- WHAT NEEDS TO BE DONE: Your answer should be each line of the entries that contains the word "nextjs", copied in full.

- EXERCISE DATA:
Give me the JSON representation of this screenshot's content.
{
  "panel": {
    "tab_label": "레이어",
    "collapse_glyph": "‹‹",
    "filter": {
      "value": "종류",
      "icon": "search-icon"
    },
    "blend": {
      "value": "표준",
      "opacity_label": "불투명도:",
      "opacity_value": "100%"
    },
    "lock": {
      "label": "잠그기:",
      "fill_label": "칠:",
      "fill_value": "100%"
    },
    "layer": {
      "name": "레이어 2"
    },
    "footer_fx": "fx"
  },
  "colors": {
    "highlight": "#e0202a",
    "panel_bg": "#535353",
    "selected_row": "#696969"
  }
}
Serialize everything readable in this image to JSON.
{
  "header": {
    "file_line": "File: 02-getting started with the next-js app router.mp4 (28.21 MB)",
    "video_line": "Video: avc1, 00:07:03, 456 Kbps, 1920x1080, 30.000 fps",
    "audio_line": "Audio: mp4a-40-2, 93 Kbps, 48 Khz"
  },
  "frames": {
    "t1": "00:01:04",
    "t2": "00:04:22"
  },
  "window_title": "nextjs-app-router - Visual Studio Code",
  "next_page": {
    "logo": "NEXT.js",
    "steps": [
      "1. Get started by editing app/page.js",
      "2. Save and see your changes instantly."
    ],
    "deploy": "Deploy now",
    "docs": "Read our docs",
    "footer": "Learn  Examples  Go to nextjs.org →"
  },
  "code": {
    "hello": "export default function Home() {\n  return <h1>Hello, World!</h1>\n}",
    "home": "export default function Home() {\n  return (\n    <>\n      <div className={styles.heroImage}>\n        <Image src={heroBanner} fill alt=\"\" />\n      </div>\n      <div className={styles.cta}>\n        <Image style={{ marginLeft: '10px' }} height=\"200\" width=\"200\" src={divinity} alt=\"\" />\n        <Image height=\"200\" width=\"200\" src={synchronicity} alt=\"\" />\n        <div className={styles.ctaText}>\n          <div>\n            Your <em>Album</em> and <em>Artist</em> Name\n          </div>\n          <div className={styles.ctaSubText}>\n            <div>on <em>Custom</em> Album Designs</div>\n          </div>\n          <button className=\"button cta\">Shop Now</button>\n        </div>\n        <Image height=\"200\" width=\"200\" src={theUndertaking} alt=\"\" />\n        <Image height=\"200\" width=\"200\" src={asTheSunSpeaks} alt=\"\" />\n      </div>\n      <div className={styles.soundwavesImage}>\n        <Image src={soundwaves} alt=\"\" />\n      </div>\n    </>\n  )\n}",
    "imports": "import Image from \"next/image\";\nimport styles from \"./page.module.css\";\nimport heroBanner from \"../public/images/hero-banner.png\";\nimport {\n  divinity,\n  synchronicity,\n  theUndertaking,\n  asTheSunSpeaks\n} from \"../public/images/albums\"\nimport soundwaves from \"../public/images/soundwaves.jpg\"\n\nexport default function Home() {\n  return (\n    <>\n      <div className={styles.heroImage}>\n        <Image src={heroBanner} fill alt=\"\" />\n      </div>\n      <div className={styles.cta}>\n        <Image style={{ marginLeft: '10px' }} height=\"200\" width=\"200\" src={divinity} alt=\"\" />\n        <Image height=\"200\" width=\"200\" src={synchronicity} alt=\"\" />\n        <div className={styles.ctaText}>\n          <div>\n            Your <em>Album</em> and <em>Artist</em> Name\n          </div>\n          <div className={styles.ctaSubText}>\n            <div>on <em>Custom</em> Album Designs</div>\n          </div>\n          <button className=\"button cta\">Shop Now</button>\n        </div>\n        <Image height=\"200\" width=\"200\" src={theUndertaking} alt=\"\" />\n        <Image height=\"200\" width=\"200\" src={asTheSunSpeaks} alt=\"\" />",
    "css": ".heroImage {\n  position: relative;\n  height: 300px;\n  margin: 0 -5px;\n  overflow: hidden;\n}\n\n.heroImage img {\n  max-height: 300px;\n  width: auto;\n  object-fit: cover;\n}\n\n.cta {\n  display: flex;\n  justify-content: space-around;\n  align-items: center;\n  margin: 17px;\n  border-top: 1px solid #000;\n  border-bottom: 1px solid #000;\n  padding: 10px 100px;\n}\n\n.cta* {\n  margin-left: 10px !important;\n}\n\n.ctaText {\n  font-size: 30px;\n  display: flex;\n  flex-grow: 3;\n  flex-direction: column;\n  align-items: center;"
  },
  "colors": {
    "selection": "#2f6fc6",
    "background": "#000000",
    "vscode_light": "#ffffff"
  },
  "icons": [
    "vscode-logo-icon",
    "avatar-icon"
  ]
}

- SOLVED PROBLEM:
  "window_title": "nextjs-app-router - Visual Studio Code",
    "footer": "Learn  Examples  Go to nextjs.org →"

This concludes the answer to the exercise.